▸ **Input data**:

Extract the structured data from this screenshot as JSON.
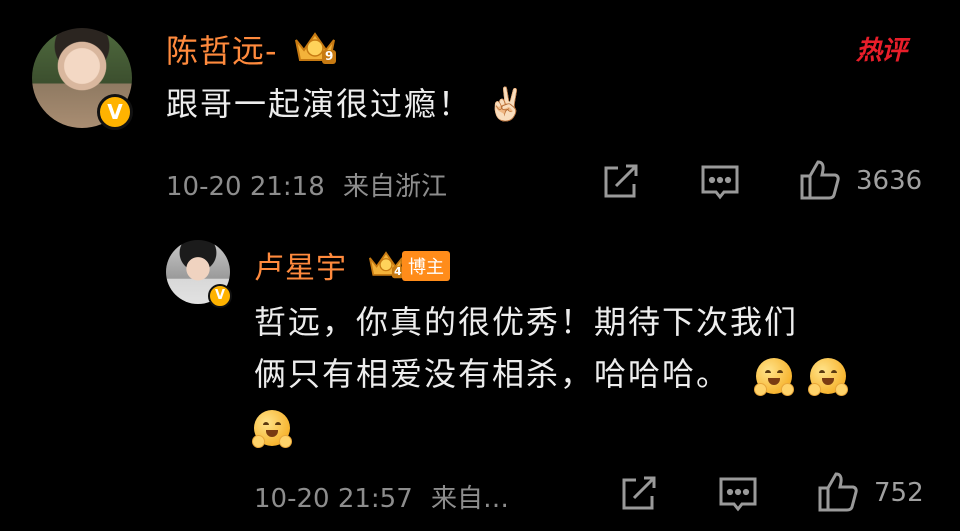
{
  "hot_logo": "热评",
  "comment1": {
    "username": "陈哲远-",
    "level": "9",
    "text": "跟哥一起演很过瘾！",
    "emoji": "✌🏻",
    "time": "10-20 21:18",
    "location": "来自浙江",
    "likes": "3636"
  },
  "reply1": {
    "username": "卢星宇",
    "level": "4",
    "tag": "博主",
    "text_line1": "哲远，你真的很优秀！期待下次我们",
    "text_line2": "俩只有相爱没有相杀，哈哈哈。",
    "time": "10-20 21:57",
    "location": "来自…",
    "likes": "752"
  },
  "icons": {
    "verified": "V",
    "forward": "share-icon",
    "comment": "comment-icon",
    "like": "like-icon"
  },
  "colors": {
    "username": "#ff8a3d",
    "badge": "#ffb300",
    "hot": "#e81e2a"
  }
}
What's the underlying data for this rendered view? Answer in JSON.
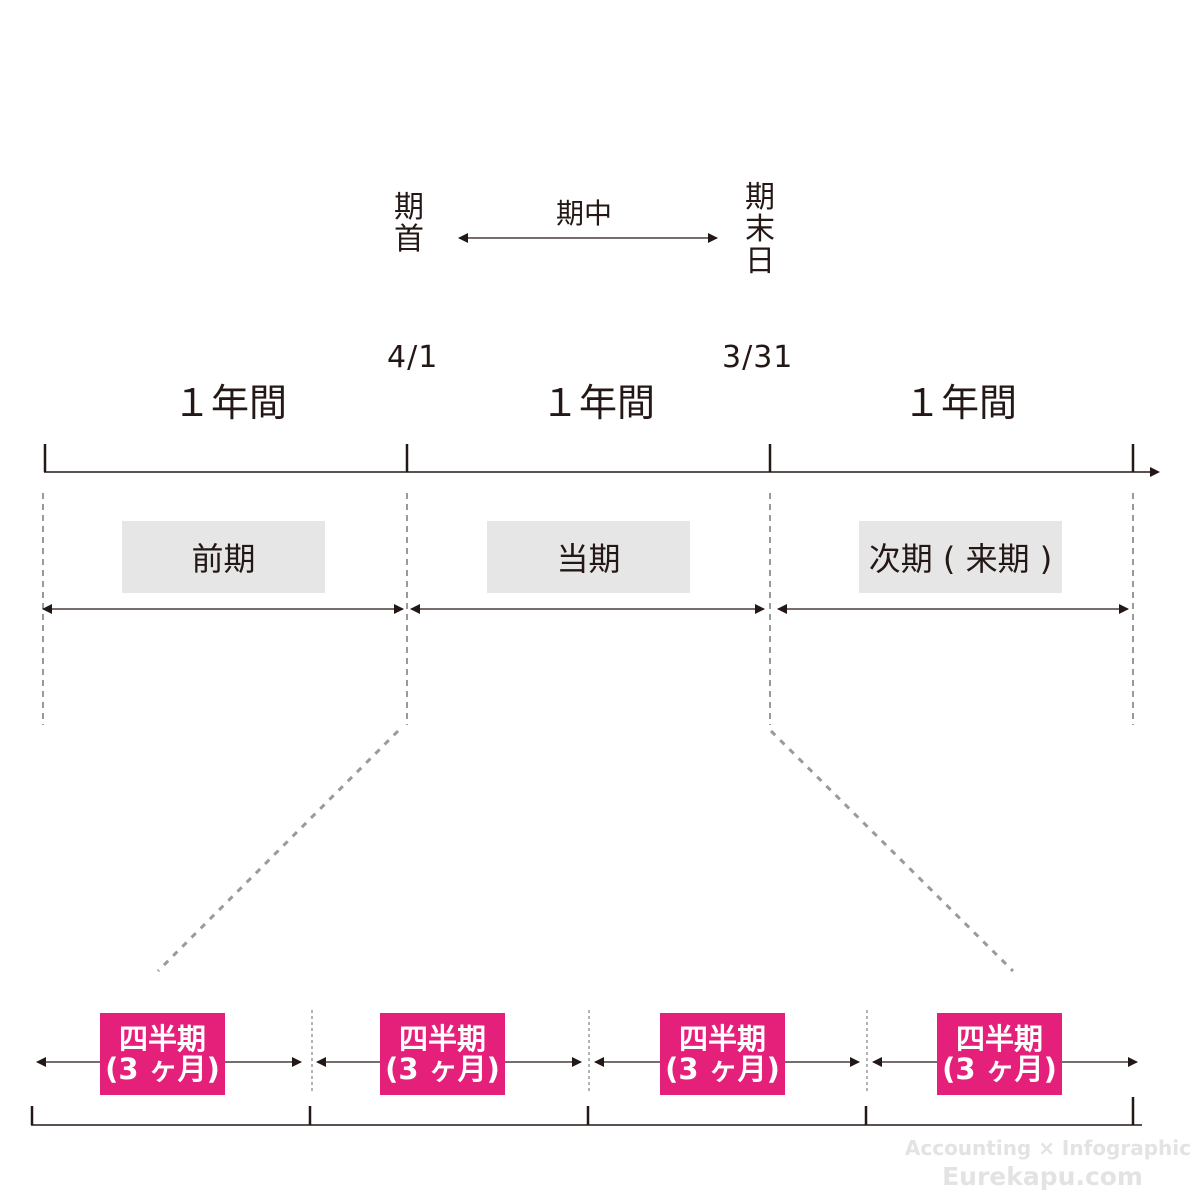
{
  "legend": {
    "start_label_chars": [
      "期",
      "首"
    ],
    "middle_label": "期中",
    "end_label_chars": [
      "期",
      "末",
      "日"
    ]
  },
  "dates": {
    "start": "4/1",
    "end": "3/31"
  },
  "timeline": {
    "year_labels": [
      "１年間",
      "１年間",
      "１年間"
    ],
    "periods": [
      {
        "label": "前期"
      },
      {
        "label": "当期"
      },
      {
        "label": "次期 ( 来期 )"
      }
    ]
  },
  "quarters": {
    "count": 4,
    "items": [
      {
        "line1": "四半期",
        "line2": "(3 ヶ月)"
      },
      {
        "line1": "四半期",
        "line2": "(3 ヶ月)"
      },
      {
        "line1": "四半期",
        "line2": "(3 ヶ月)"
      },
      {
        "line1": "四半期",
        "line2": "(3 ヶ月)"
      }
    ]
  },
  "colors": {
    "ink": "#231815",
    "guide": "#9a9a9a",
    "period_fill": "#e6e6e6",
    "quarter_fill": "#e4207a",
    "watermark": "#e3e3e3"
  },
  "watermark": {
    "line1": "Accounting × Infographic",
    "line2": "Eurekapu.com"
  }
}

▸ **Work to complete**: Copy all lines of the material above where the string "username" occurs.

▸ **Solution to this task**:
    "username": "陈哲远-",
    "username": "卢星宇",
    "username": "#ff8a3d",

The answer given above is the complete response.